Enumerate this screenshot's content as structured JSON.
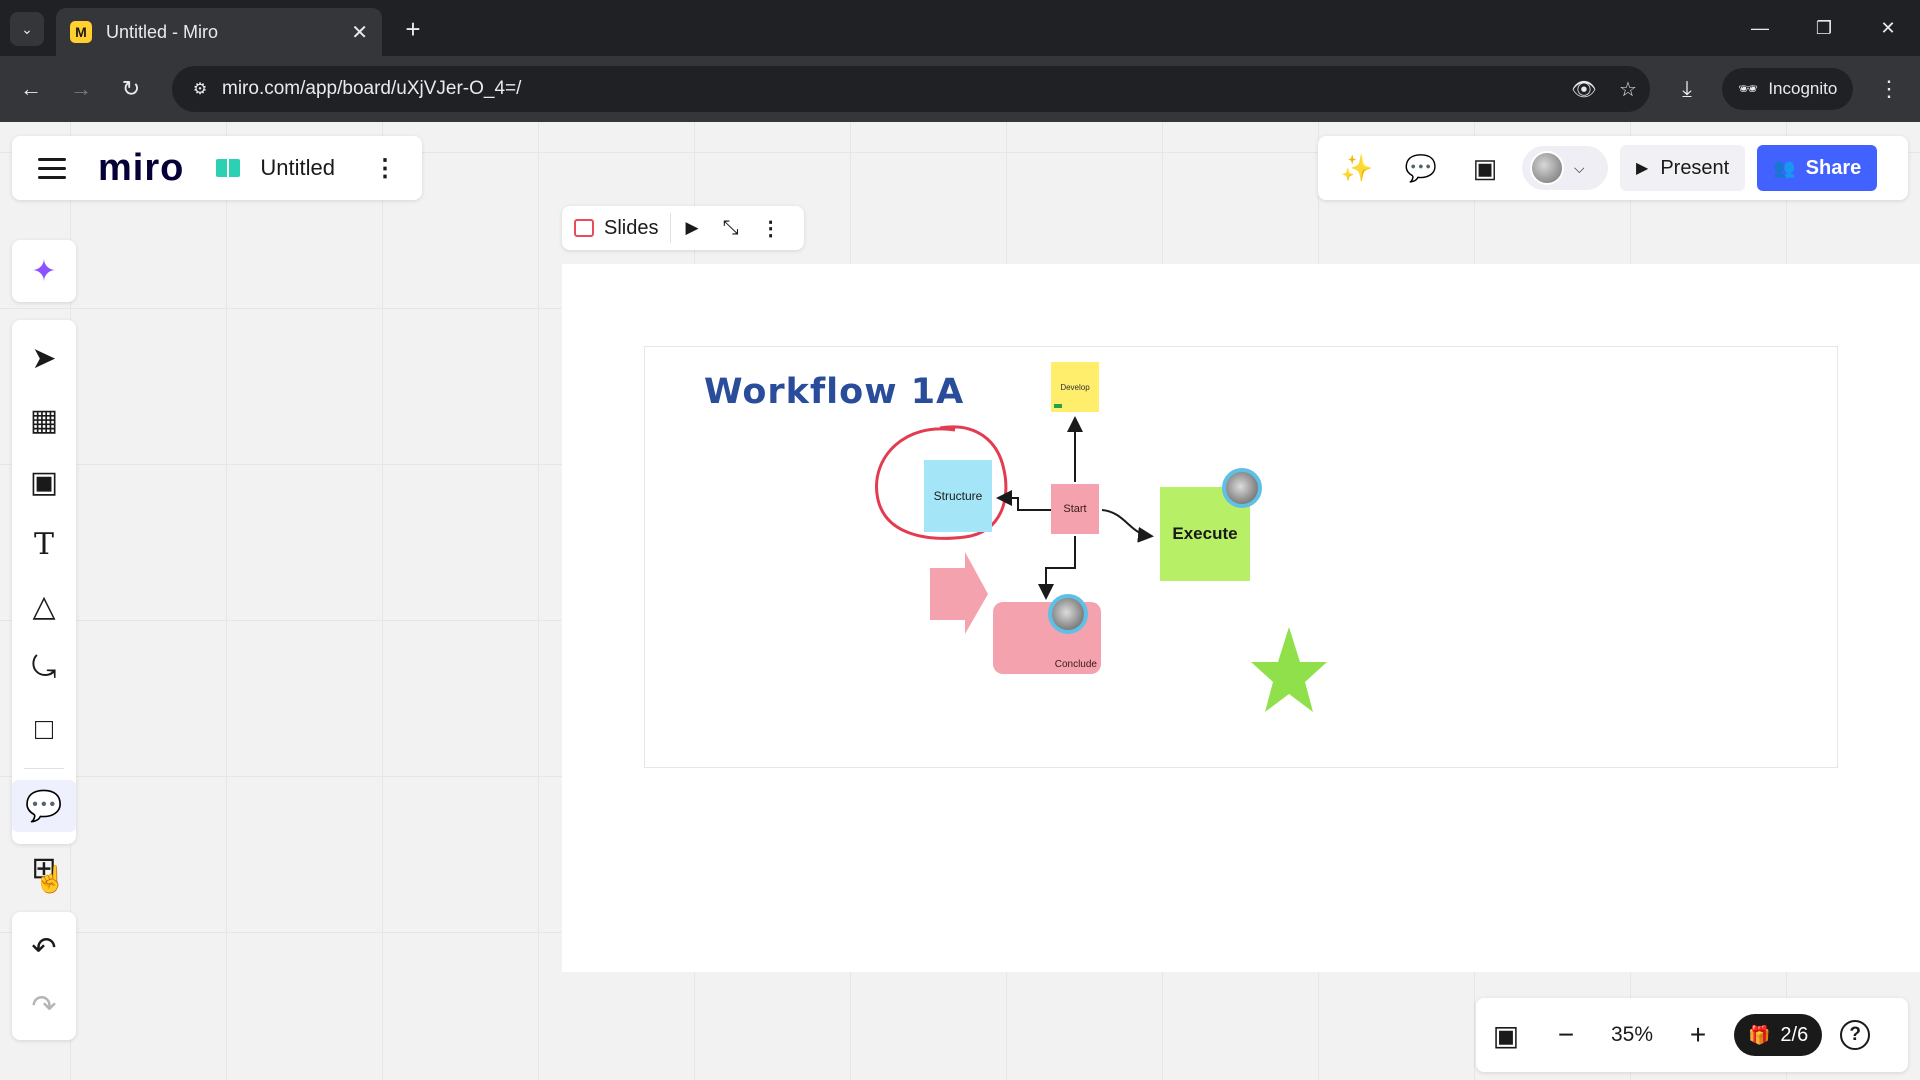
{
  "browser": {
    "tab_title": "Untitled - Miro",
    "favicon_letter": "M",
    "url": "miro.com/app/board/uXjVJer-O_4=/",
    "incognito_label": "Incognito"
  },
  "app": {
    "logo": "miro",
    "board_name": "Untitled",
    "present_label": "Present",
    "share_label": "Share"
  },
  "slides_bar": {
    "label": "Slides"
  },
  "canvas": {
    "frame_title": "Workflow 1A",
    "notes": {
      "develop": "Develop",
      "structure": "Structure",
      "start": "Start",
      "execute": "Execute",
      "conclude": "Conclude"
    }
  },
  "bottom_bar": {
    "zoom": "35%",
    "page": "2/6"
  },
  "colors": {
    "accent": "#4262ff",
    "ai": "#8a53ff",
    "sticky_yellow": "#ffee6b",
    "sticky_blue": "#a4e6f7",
    "sticky_pink": "#f4a2ad",
    "sticky_green": "#b7ef66",
    "star_green": "#8fe04a",
    "circle_red": "#e33b4f"
  }
}
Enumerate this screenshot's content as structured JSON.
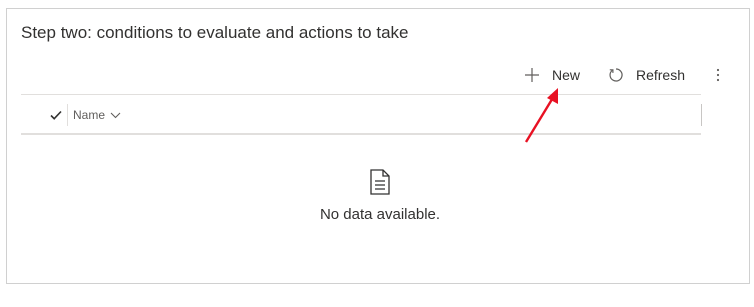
{
  "section": {
    "title": "Step two: conditions to evaluate and actions to take"
  },
  "toolbar": {
    "new_label": "New",
    "refresh_label": "Refresh",
    "icons": {
      "new": "plus-icon",
      "refresh": "refresh-icon",
      "more": "more-vertical-icon"
    }
  },
  "grid": {
    "columns": [
      {
        "label": "Name"
      }
    ],
    "icons": {
      "select_all": "checkmark-icon",
      "sort": "chevron-down-icon"
    }
  },
  "empty_state": {
    "message": "No data available.",
    "icon": "document-icon"
  },
  "annotation": {
    "type": "arrow",
    "color": "#e81123"
  }
}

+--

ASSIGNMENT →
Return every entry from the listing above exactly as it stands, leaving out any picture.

RESULT BELOW →
Enumerate this screenshot's content as structured JSON.
{
  "browser": {
    "tab_title": "Untitled - Miro",
    "favicon_letter": "M",
    "url": "miro.com/app/board/uXjVJer-O_4=/",
    "incognito_label": "Incognito"
  },
  "app": {
    "logo": "miro",
    "board_name": "Untitled",
    "present_label": "Present",
    "share_label": "Share"
  },
  "slides_bar": {
    "label": "Slides"
  },
  "canvas": {
    "frame_title": "Workflow 1A",
    "notes": {
      "develop": "Develop",
      "structure": "Structure",
      "start": "Start",
      "execute": "Execute",
      "conclude": "Conclude"
    }
  },
  "bottom_bar": {
    "zoom": "35%",
    "page": "2/6"
  },
  "colors": {
    "accent": "#4262ff",
    "ai": "#8a53ff",
    "sticky_yellow": "#ffee6b",
    "sticky_blue": "#a4e6f7",
    "sticky_pink": "#f4a2ad",
    "sticky_green": "#b7ef66",
    "star_green": "#8fe04a",
    "circle_red": "#e33b4f"
  }
}
Enumerate this screenshot's content as structured JSON.
{
  "section": {
    "title": "Step two: conditions to evaluate and actions to take"
  },
  "toolbar": {
    "new_label": "New",
    "refresh_label": "Refresh",
    "icons": {
      "new": "plus-icon",
      "refresh": "refresh-icon",
      "more": "more-vertical-icon"
    }
  },
  "grid": {
    "columns": [
      {
        "label": "Name"
      }
    ],
    "icons": {
      "select_all": "checkmark-icon",
      "sort": "chevron-down-icon"
    }
  },
  "empty_state": {
    "message": "No data available.",
    "icon": "document-icon"
  },
  "annotation": {
    "type": "arrow",
    "color": "#e81123"
  }
}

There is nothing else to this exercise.